Cyprus to open mobile telephony to competition, starting October

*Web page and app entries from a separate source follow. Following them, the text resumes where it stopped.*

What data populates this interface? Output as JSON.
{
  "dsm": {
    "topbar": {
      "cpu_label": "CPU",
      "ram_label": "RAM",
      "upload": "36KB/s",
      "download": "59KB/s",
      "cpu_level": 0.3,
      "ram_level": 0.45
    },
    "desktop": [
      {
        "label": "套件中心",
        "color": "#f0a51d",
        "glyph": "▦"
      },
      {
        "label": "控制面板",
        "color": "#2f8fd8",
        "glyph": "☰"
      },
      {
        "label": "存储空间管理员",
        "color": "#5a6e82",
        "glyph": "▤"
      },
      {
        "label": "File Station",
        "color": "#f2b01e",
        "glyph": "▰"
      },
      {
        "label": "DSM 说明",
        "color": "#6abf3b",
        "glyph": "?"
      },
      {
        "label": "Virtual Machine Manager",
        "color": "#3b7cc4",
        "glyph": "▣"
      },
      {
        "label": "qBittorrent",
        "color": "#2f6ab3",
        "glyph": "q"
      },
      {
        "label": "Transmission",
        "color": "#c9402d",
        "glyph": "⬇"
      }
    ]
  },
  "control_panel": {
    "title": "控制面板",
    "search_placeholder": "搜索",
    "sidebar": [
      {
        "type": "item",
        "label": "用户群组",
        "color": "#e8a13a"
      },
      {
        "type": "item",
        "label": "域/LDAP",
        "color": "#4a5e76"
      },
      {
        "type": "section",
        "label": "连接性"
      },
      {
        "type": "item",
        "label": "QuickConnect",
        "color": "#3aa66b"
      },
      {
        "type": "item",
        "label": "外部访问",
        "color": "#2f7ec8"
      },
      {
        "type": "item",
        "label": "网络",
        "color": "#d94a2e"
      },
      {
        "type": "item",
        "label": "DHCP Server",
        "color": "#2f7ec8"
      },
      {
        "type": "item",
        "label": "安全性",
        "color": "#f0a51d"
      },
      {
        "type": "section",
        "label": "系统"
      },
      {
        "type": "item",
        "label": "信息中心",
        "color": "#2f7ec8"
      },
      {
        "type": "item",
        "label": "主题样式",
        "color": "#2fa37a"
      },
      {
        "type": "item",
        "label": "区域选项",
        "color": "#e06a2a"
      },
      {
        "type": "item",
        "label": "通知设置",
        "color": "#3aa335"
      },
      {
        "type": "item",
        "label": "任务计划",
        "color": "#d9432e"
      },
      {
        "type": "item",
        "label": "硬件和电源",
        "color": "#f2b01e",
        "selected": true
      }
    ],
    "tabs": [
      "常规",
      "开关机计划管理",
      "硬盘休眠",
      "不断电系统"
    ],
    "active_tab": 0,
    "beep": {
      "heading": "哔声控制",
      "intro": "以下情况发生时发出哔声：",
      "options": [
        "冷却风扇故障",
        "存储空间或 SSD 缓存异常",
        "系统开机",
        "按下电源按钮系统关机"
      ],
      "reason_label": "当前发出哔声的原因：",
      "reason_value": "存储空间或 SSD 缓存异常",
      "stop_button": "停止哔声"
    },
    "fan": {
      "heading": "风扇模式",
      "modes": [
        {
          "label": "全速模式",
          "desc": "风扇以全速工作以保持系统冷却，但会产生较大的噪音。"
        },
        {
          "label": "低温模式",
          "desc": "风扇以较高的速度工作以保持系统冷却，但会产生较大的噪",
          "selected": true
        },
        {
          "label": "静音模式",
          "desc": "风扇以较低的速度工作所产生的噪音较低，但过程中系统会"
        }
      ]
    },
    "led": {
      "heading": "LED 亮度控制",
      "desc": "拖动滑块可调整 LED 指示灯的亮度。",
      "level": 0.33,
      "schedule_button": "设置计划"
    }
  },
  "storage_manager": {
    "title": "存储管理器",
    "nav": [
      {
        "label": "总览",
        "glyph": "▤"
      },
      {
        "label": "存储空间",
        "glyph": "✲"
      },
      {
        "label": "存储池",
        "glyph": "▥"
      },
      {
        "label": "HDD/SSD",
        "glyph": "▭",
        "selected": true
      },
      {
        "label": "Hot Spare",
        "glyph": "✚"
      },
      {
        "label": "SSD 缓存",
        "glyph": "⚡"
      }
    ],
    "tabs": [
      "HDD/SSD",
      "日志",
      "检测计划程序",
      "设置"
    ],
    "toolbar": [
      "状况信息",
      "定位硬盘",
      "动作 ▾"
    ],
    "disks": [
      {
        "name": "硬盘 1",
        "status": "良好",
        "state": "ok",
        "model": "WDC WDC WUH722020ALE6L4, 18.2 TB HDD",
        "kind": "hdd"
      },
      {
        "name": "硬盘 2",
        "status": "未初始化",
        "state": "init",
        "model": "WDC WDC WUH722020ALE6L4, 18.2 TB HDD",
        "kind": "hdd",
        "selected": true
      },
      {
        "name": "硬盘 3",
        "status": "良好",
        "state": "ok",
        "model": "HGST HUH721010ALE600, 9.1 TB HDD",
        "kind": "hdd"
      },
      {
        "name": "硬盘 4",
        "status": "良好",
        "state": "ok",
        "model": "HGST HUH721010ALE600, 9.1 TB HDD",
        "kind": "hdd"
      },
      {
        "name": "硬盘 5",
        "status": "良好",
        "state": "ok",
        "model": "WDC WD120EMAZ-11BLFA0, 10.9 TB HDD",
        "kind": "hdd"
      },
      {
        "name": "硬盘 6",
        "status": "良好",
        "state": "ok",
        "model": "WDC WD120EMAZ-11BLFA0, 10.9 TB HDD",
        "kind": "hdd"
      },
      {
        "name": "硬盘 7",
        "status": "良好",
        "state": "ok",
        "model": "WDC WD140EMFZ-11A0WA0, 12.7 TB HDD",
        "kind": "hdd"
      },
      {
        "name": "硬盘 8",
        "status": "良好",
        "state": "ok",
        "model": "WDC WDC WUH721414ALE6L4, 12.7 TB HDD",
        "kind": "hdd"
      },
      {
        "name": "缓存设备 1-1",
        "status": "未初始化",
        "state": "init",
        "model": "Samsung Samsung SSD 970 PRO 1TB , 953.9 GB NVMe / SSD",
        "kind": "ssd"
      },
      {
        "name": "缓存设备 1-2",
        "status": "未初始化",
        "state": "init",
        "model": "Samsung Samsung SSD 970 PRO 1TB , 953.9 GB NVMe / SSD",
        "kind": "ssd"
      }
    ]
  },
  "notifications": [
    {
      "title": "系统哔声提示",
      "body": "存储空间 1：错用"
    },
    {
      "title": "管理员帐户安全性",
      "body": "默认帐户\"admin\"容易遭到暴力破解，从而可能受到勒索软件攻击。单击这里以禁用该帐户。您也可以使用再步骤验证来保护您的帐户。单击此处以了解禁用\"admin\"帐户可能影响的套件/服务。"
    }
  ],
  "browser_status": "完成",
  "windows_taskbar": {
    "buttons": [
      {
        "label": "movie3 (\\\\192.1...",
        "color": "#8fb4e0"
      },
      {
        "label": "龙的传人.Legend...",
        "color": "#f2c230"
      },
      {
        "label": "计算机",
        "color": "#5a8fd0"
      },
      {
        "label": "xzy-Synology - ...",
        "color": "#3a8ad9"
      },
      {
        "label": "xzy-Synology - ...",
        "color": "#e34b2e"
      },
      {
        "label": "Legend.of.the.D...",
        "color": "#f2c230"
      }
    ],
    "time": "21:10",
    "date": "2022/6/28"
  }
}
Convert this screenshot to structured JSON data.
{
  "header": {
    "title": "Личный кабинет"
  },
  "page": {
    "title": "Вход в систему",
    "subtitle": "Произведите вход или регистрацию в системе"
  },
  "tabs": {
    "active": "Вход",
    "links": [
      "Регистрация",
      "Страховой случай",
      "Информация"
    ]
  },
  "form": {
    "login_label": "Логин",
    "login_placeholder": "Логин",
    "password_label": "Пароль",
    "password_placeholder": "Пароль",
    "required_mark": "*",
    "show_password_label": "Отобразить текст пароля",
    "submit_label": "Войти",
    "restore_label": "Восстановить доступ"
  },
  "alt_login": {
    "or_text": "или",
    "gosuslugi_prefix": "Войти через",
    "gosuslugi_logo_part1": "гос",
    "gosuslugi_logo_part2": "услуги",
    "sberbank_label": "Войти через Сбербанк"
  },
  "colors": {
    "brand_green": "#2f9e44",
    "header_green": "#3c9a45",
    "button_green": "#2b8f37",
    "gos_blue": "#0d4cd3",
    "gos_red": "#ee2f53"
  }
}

NICOSIA (Reuters) – Cyprus plans from October to offer its first mobile telephone licenses outside the state-controlled monopoly, its communications minister said yesterday. Cyprus, a frontrunner for European Union membership in its next expansion wave, is an uncharted market for independent telecoms providers. The state-controlled Cyprus Telecommunications Authority (CyTA) currently controls that market. Authorities have pledged to open up the market by January 2003, about a year before anticipated EU membership. GSM, 3G or a combination? «We will be in a position to start offering mobile telephone licenses from October to the end of the year,» Communications and Works Minister Averof Neophytou told Reuters. «The number, whether it is going to be additional (current standard) GSM or (new, high-speed) 3G licenses or a combination of both, is something which still has to be discussed and decided,» he said. The method that authorities will use to award a license, either by beauty contest or by auction, is also an issue, which will be clarified in the coming weeks after consultations with the telecoms regulator, he said. Building on feedback Cyprus published a consultation paper last month on the licensing of additional mobile and fixed-line telecommunications providers. The paper, which is a precursor to an invitation for bids, encouraged feedback from 20 organizations, Cypriot and international, Neophytou said. According to an official list of public consultation respondents made available to Reuters, the organizations included Ericsson AB, Vodafone Panafon owned by Vodafone Group, STET Hellas, CosmOTE Mobile Telecommunications SA with local partners Shacolas Group, Omnitel and Western Wireless International Corporation, which is a subsidiary of Western Wireless Group. The Cyprus Electricity Authority (EAC), which is now searching for a strategic partner to branch out into telecoms this year, also contributed. The feedback will be assessed by authorities, along with consultants PriceWaterhouseCoopers, to help determine how the process is to proceed. «There is some very significant input from these organizations,» said Neophytou. CyTA, meanwhile, is looking to expand abroad in an attempt to offset any effects from deregulation at home. CyTA confirmed last month that it was in exploratory talks to team up with Infoquest, Greece’s would-be fourth mobile telecoms operator. The Cypriot company has allocated 30 million Cyprus pounds ($46.9 million) for investments in Greece this year.